Because the relationships that are the nicest are the ones that are mutually satisfying.  Traditionally, parents support their children.  And it’s not to say that until you’re a certain age, you don’t appreciate their affection and love.  It’s more that when you do reach a certain age and you find yourself helping your parents as much as they help you, it just makes more sense.

And, I find that when you reach a certain age, you stop thinking about reaching a certain age.  I don’t know if I’ve hit that obscure number yet, but I think I’m making my way there.

When you reach a certain age, it’ll be okay to see your heroes sad.  It makes them human.

When you reach a certain age, you’ll stop saying you’re older than you really are.  The pre-mature wrinkles won’t be sources of pride anymore.  You’ll hate society for being ageist, but you’ll do everything in your power to not be called “old”.

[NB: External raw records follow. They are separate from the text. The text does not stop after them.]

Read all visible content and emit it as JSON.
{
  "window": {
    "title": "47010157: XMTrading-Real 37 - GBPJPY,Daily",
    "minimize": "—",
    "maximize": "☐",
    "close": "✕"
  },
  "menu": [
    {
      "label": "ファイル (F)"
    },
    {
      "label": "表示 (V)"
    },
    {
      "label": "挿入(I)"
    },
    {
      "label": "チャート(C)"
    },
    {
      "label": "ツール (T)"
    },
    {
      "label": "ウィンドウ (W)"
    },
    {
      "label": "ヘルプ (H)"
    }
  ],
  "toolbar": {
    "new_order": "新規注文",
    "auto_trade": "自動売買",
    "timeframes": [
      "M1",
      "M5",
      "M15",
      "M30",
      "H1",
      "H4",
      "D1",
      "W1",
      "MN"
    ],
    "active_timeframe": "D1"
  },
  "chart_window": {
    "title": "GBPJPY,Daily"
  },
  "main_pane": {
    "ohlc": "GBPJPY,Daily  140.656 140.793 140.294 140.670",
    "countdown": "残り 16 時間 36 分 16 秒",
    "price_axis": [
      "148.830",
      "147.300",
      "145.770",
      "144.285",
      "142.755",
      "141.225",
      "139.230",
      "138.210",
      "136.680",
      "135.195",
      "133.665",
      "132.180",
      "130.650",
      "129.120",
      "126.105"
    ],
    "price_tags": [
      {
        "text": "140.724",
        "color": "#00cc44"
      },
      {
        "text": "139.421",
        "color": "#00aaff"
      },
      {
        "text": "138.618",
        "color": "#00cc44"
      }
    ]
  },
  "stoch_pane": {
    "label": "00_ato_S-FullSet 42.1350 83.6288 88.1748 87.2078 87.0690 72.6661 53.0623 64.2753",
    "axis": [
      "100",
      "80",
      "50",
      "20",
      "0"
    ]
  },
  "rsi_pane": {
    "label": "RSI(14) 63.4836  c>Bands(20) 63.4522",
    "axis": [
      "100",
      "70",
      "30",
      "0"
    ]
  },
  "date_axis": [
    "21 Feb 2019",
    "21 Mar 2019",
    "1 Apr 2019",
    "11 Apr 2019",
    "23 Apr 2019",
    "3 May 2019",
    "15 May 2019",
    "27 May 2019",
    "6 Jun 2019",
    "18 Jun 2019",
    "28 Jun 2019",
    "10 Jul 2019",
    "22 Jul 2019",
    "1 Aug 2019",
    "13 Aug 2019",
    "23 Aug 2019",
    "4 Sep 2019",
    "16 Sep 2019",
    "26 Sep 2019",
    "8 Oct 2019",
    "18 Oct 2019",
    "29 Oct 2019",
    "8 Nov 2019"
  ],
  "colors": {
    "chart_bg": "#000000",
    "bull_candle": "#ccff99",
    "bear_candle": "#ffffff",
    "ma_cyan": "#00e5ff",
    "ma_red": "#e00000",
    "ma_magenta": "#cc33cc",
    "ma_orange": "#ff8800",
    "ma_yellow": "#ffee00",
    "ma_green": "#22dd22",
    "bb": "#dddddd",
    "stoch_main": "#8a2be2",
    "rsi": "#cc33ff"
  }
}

When you reach a certain age, you’ll believe in love.  And loss.  And love again.  It will still be hard to let go, but it will happen.

When you reach a certain age, you will still care what people think.  You’ll just learn that it matters more what you think.

When you reach a certain age, you will see that no one is immune to hurt or heartache.  You will also see that no one is immune to smiles or kindness or a really great smelling loaf of bread.

When you reach a certain age, you will stop saying you will get to it eventually.  You will get to it today.  You won’t wait for a tragedy to strike or a parent to yell at you.

When you reach a certain age, you will sometimes wish you stayed in touch with everyone you ever were friends with.  You will soon realize that it’s okay you haven’t.

When you reach a certain age, you will understand that what you think and say matters.  You will apologize when you do something wrong and stand strong when you know you are doing something right.  You won’t be ashamed for not following the crowd.  You will be a hero in your own right.